[Saved data entries]
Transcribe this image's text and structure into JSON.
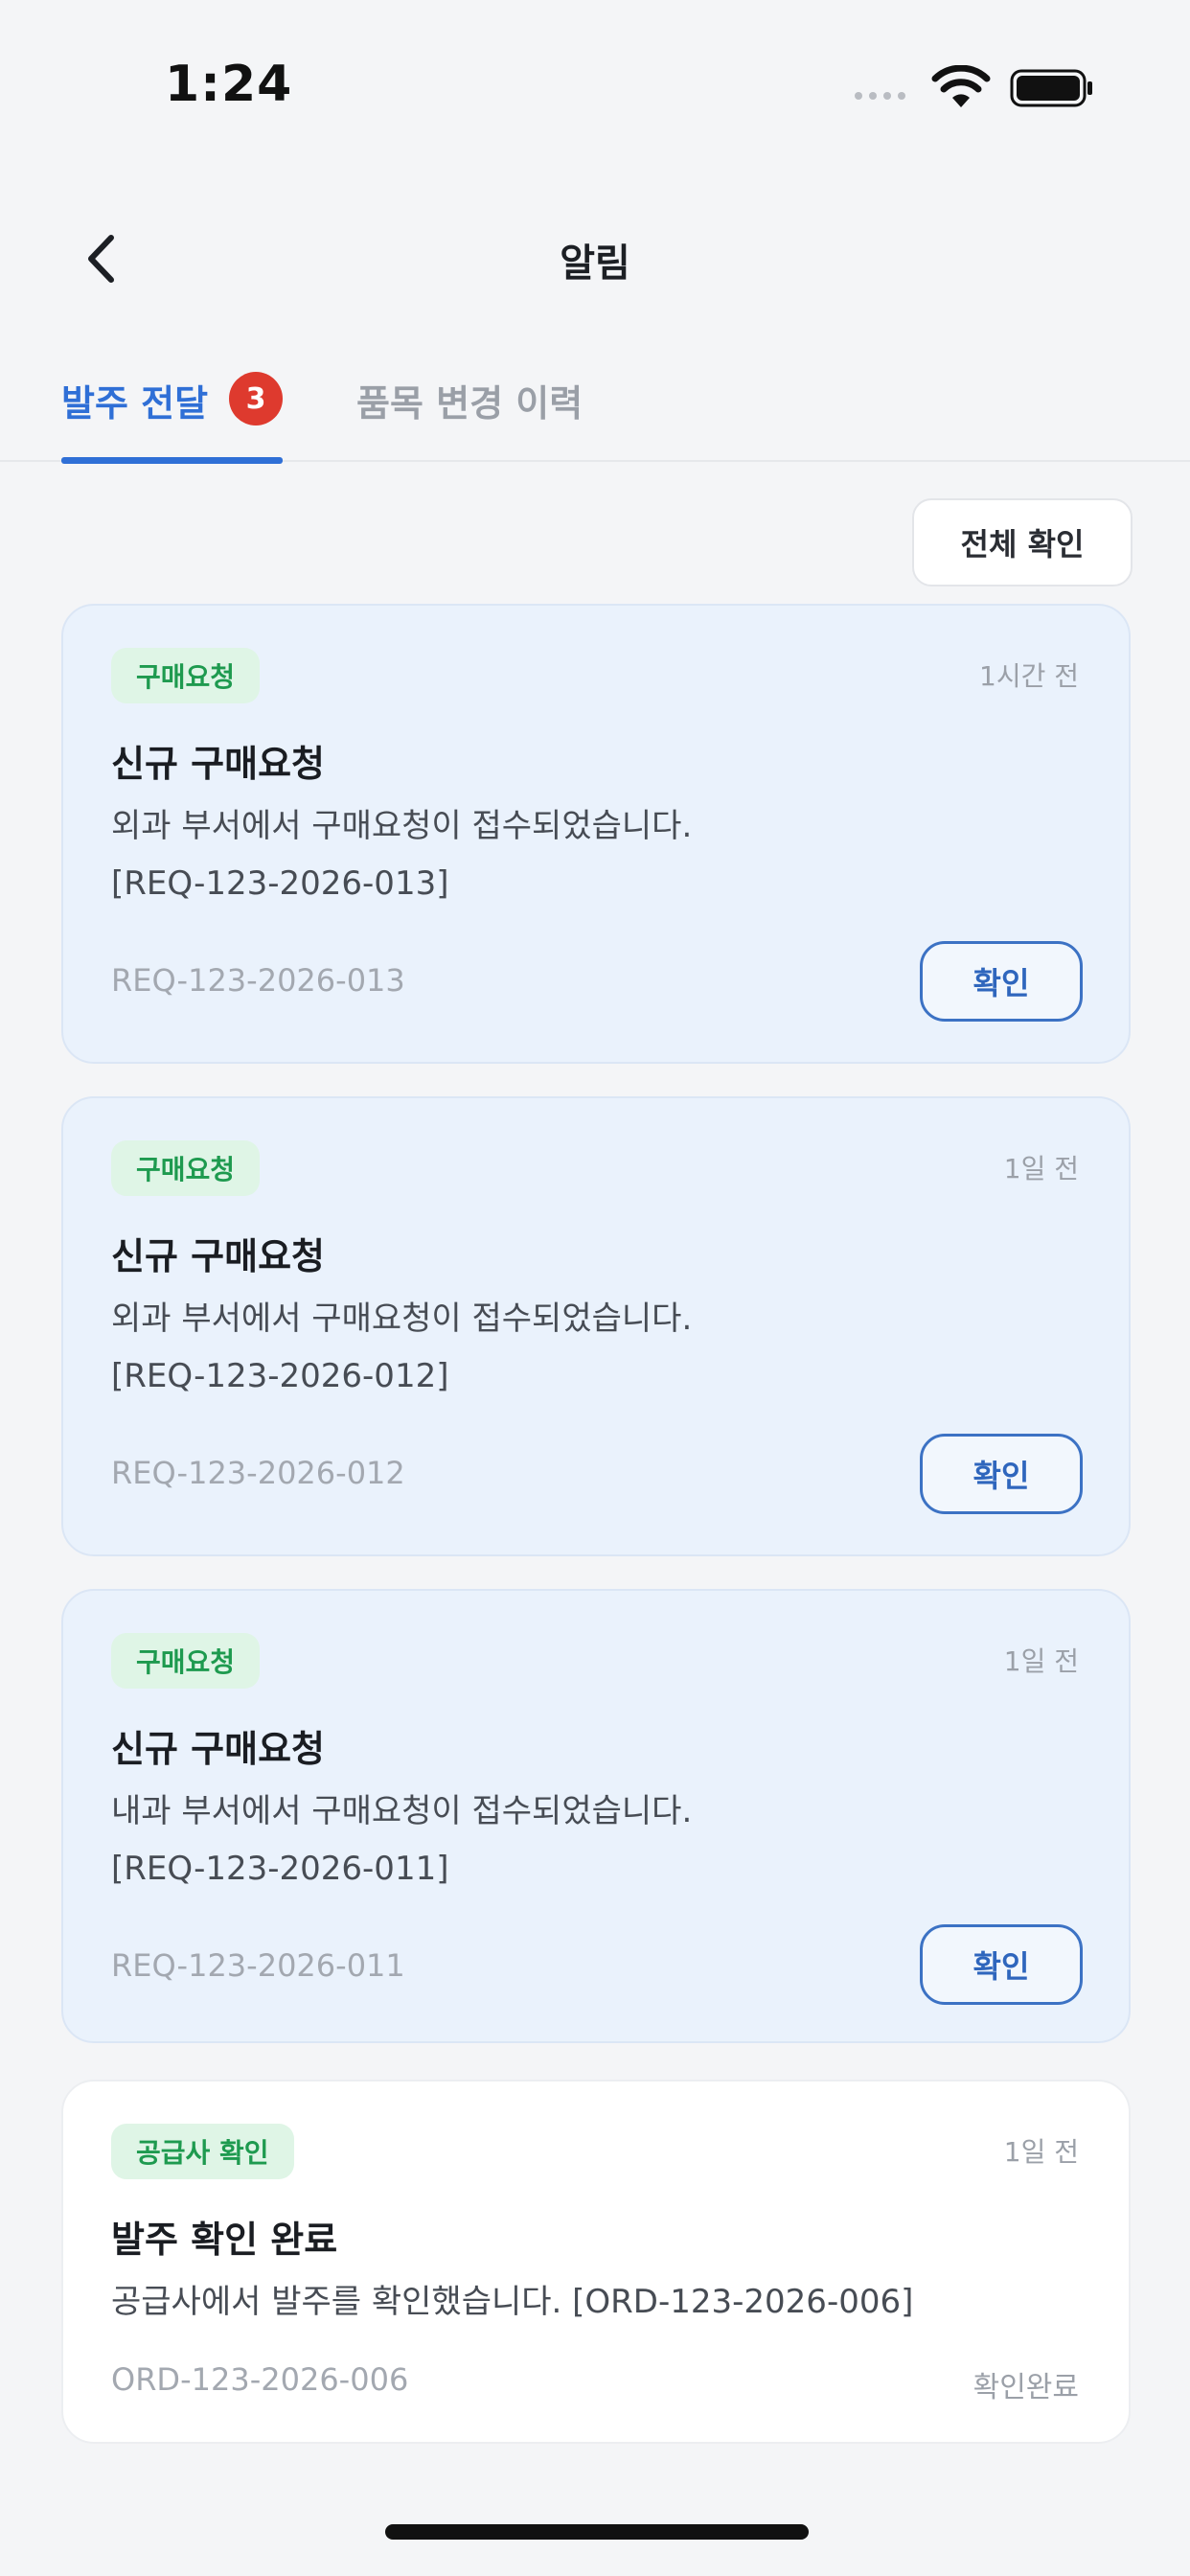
{
  "status_bar": {
    "time": "1:24"
  },
  "header": {
    "title": "알림"
  },
  "tabs": [
    {
      "label": "발주 전달",
      "badge": "3",
      "active": true
    },
    {
      "label": "품목 변경 이력",
      "active": false
    }
  ],
  "confirm_all_label": "전체 확인",
  "notifications": [
    {
      "tag": "구매요청",
      "time": "1시간 전",
      "title": "신규 구매요청",
      "message_line1": "외과 부서에서 구매요청이 접수되었습니다.",
      "message_line2": "[REQ-123-2026-013]",
      "id": "REQ-123-2026-013",
      "button": "확인"
    },
    {
      "tag": "구매요청",
      "time": "1일 전",
      "title": "신규 구매요청",
      "message_line1": "외과 부서에서 구매요청이 접수되었습니다.",
      "message_line2": "[REQ-123-2026-012]",
      "id": "REQ-123-2026-012",
      "button": "확인"
    },
    {
      "tag": "구매요청",
      "time": "1일 전",
      "title": "신규 구매요청",
      "message_line1": "내과 부서에서 구매요청이 접수되었습니다.",
      "message_line2": "[REQ-123-2026-011]",
      "id": "REQ-123-2026-011",
      "button": "확인"
    },
    {
      "tag": "공급사 확인",
      "time": "1일 전",
      "title": "발주 확인 완료",
      "message_line1": "공급사에서 발주를 확인했습니다. [ORD-123-2026-006]",
      "id": "ORD-123-2026-006",
      "status": "확인완료"
    }
  ],
  "colors": {
    "accent": "#2f6fd6",
    "badge": "#de3a2e",
    "tag_bg": "#dff5e6",
    "tag_text": "#1e9a4f",
    "unread_card_bg": "#eaf2fc"
  }
}
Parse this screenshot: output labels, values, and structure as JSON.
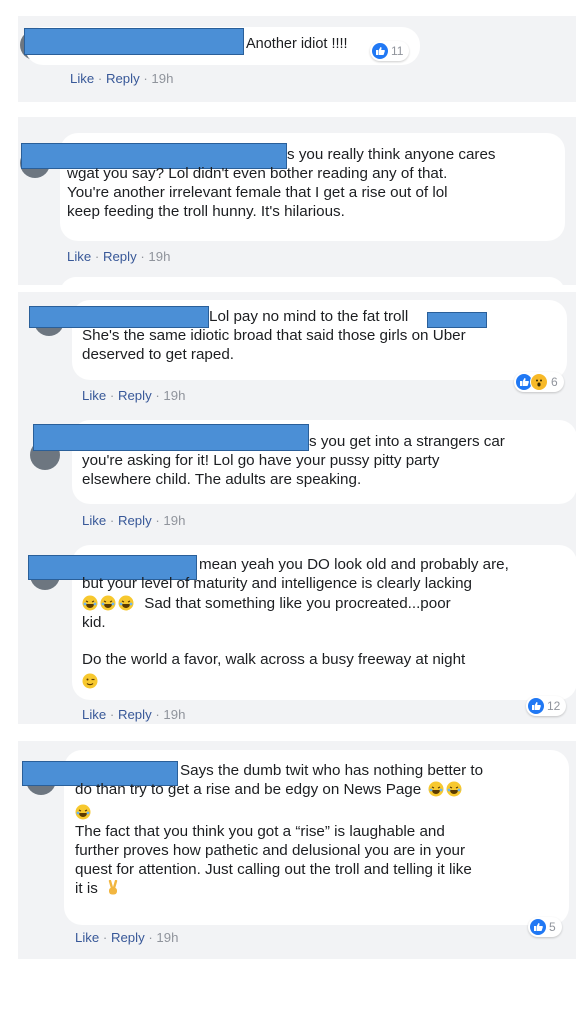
{
  "comments": [
    {
      "lines": [
        "Another idiot !!!!"
      ],
      "like_label": "Like",
      "reply_label": "Reply",
      "time": "19h",
      "reaction_count": "11"
    },
    {
      "lines": [
        "s you really think anyone cares",
        "wgat you say? Lol didn't even bother reading any of that.",
        "You're another irrelevant female that I get a rise out of lol",
        "keep feeding the troll hunny. It's hilarious."
      ],
      "like_label": "Like",
      "reply_label": "Reply",
      "time": "19h"
    },
    {
      "lines": [
        "Lol pay no mind to the fat troll",
        "She's the same idiotic broad that said those girls on Uber",
        "deserved to get raped."
      ],
      "like_label": "Like",
      "reply_label": "Reply",
      "time": "19h",
      "reaction_count": "6"
    },
    {
      "lines": [
        "s you get into a strangers car",
        "you're asking for it! Lol go have your pussy pitty party",
        "elsewhere child. The adults are speaking."
      ],
      "like_label": "Like",
      "reply_label": "Reply",
      "time": "19h"
    },
    {
      "lines": [
        "mean yeah you DO look old and probably are,",
        "but your level of maturity and intelligence is clearly lacking",
        "Sad that something like you procreated...poor",
        "kid.",
        "Do the world a favor, walk across a busy freeway at night"
      ],
      "like_label": "Like",
      "reply_label": "Reply",
      "time": "19h",
      "reaction_count": "12"
    },
    {
      "lines": [
        "Says the dumb twit who has nothing better to",
        "do than try to get a rise and be edgy on News Page",
        "The fact that you think you got a “rise” is laughable and",
        "further proves how pathetic and delusional you are in your",
        "quest for attention. Just calling out the troll and telling it like",
        "it is"
      ],
      "like_label": "Like",
      "reply_label": "Reply",
      "time": "19h",
      "reaction_count": "5"
    }
  ],
  "separator": "·",
  "colors": {
    "link": "#385898",
    "muted": "#90949c",
    "like_blue": "#2078f4",
    "redaction": "#4b8fd6",
    "panel": "#f2f3f5"
  }
}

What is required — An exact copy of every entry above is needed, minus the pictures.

Written response —
Transcribe this image's text and structure into JSON.
{
  "status_bar": {
    "time": "1:24"
  },
  "header": {
    "title": "알림"
  },
  "tabs": [
    {
      "label": "발주 전달",
      "badge": "3",
      "active": true
    },
    {
      "label": "품목 변경 이력",
      "active": false
    }
  ],
  "confirm_all_label": "전체 확인",
  "notifications": [
    {
      "tag": "구매요청",
      "time": "1시간 전",
      "title": "신규 구매요청",
      "message_line1": "외과 부서에서 구매요청이 접수되었습니다.",
      "message_line2": "[REQ-123-2026-013]",
      "id": "REQ-123-2026-013",
      "button": "확인"
    },
    {
      "tag": "구매요청",
      "time": "1일 전",
      "title": "신규 구매요청",
      "message_line1": "외과 부서에서 구매요청이 접수되었습니다.",
      "message_line2": "[REQ-123-2026-012]",
      "id": "REQ-123-2026-012",
      "button": "확인"
    },
    {
      "tag": "구매요청",
      "time": "1일 전",
      "title": "신규 구매요청",
      "message_line1": "내과 부서에서 구매요청이 접수되었습니다.",
      "message_line2": "[REQ-123-2026-011]",
      "id": "REQ-123-2026-011",
      "button": "확인"
    },
    {
      "tag": "공급사 확인",
      "time": "1일 전",
      "title": "발주 확인 완료",
      "message_line1": "공급사에서 발주를 확인했습니다. [ORD-123-2026-006]",
      "id": "ORD-123-2026-006",
      "status": "확인완료"
    }
  ],
  "colors": {
    "accent": "#2f6fd6",
    "badge": "#de3a2e",
    "tag_bg": "#dff5e6",
    "tag_text": "#1e9a4f",
    "unread_card_bg": "#eaf2fc"
  }
}
Parse this screenshot: output labels, values, and structure as JSON.
{
  "comments": [
    {
      "lines": [
        "Another idiot !!!!"
      ],
      "like_label": "Like",
      "reply_label": "Reply",
      "time": "19h",
      "reaction_count": "11"
    },
    {
      "lines": [
        "s you really think anyone cares",
        "wgat you say? Lol didn't even bother reading any of that.",
        "You're another irrelevant female that I get a rise out of lol",
        "keep feeding the troll hunny. It's hilarious."
      ],
      "like_label": "Like",
      "reply_label": "Reply",
      "time": "19h"
    },
    {
      "lines": [
        "Lol pay no mind to the fat troll",
        "She's the same idiotic broad that said those girls on Uber",
        "deserved to get raped."
      ],
      "like_label": "Like",
      "reply_label": "Reply",
      "time": "19h",
      "reaction_count": "6"
    },
    {
      "lines": [
        "s you get into a strangers car",
        "you're asking for it! Lol go have your pussy pitty party",
        "elsewhere child. The adults are speaking."
      ],
      "like_label": "Like",
      "reply_label": "Reply",
      "time": "19h"
    },
    {
      "lines": [
        "mean yeah you DO look old and probably are,",
        "but your level of maturity and intelligence is clearly lacking",
        "Sad that something like you procreated...poor",
        "kid.",
        "Do the world a favor, walk across a busy freeway at night"
      ],
      "like_label": "Like",
      "reply_label": "Reply",
      "time": "19h",
      "reaction_count": "12"
    },
    {
      "lines": [
        "Says the dumb twit who has nothing better to",
        "do than try to get a rise and be edgy on News Page",
        "The fact that you think you got a “rise” is laughable and",
        "further proves how pathetic and delusional you are in your",
        "quest for attention. Just calling out the troll and telling it like",
        "it is"
      ],
      "like_label": "Like",
      "reply_label": "Reply",
      "time": "19h",
      "reaction_count": "5"
    }
  ],
  "separator": "·",
  "colors": {
    "link": "#385898",
    "muted": "#90949c",
    "like_blue": "#2078f4",
    "redaction": "#4b8fd6",
    "panel": "#f2f3f5"
  }
}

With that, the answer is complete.